Repeat, exactly and in full, the lines of the listing below, but without any pictures.
.....
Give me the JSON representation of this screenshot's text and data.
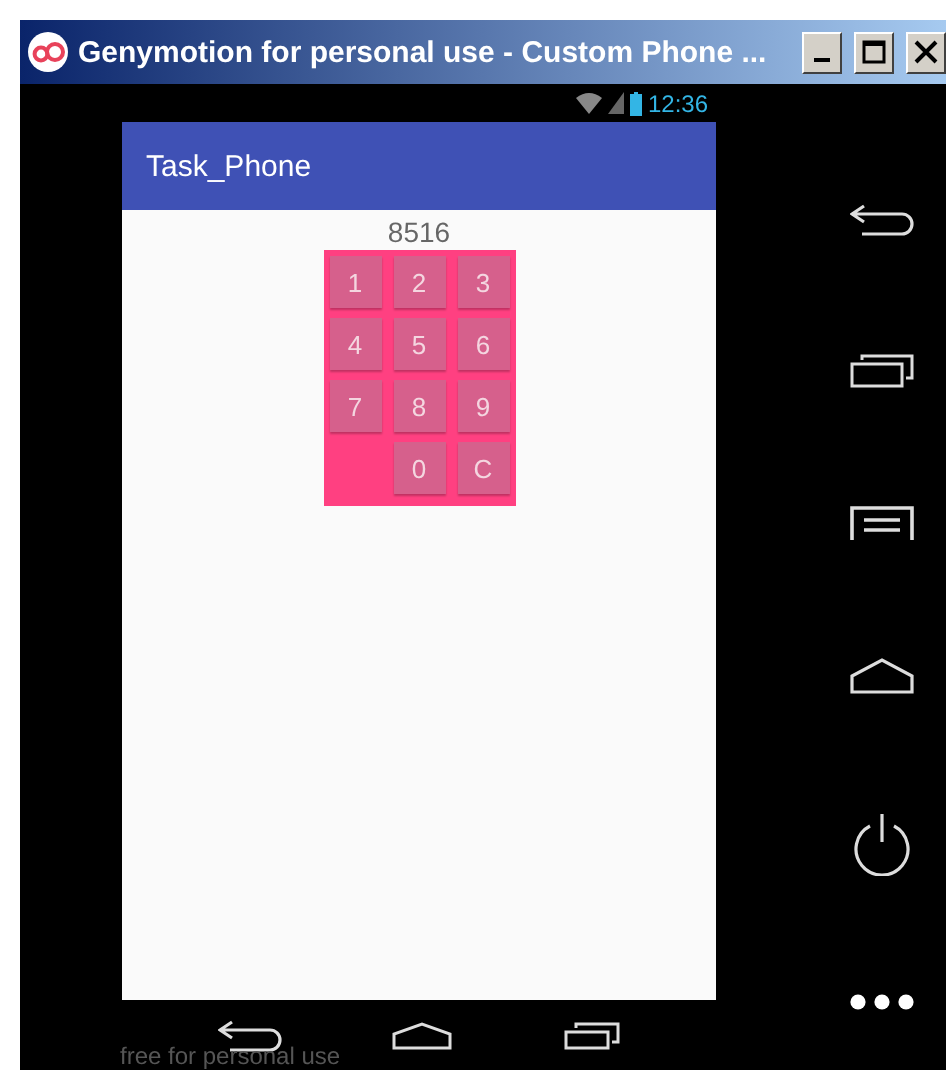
{
  "window": {
    "title": "Genymotion for personal use - Custom Phone ..."
  },
  "status_bar": {
    "time": "12:36"
  },
  "app_bar": {
    "title": "Task_Phone"
  },
  "display": {
    "value": "8516"
  },
  "keypad": [
    {
      "kind": "key",
      "label": "1"
    },
    {
      "kind": "key",
      "label": "2"
    },
    {
      "kind": "key",
      "label": "3"
    },
    {
      "kind": "key",
      "label": "4"
    },
    {
      "kind": "key",
      "label": "5"
    },
    {
      "kind": "key",
      "label": "6"
    },
    {
      "kind": "key",
      "label": "7"
    },
    {
      "kind": "key",
      "label": "8"
    },
    {
      "kind": "key",
      "label": "9"
    },
    {
      "kind": "spacer"
    },
    {
      "kind": "key",
      "label": "0"
    },
    {
      "kind": "key",
      "label": "C"
    }
  ],
  "overlay_text": "free for personal use"
}
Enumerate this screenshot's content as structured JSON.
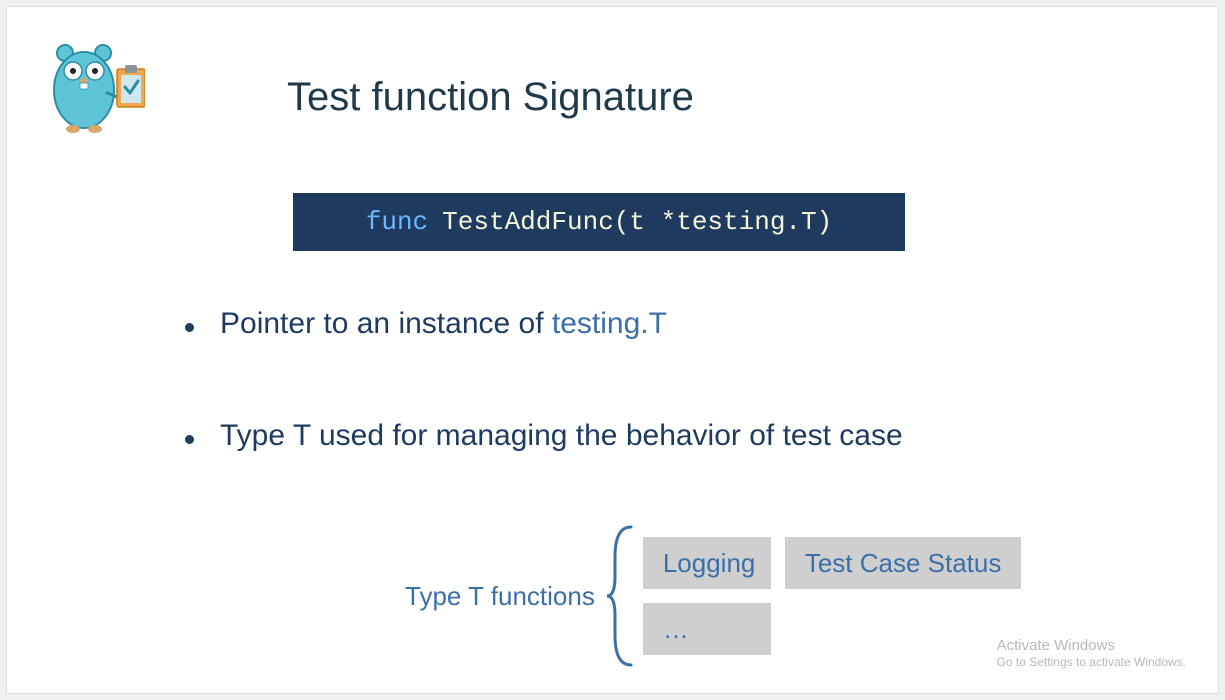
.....
ANSWER FOR THE TASK:
Give me the JSON representation of this screenshot's text and data.
{
  "window": {
    "title": "Genymotion for personal use - Custom Phone ..."
  },
  "status_bar": {
    "time": "12:36"
  },
  "app_bar": {
    "title": "Task_Phone"
  },
  "display": {
    "value": "8516"
  },
  "keypad": [
    {
      "kind": "key",
      "label": "1"
    },
    {
      "kind": "key",
      "label": "2"
    },
    {
      "kind": "key",
      "label": "3"
    },
    {
      "kind": "key",
      "label": "4"
    },
    {
      "kind": "key",
      "label": "5"
    },
    {
      "kind": "key",
      "label": "6"
    },
    {
      "kind": "key",
      "label": "7"
    },
    {
      "kind": "key",
      "label": "8"
    },
    {
      "kind": "key",
      "label": "9"
    },
    {
      "kind": "spacer"
    },
    {
      "kind": "key",
      "label": "0"
    },
    {
      "kind": "key",
      "label": "C"
    }
  ],
  "overlay_text": "free for personal use"
}
Enumerate this screenshot's content as structured JSON.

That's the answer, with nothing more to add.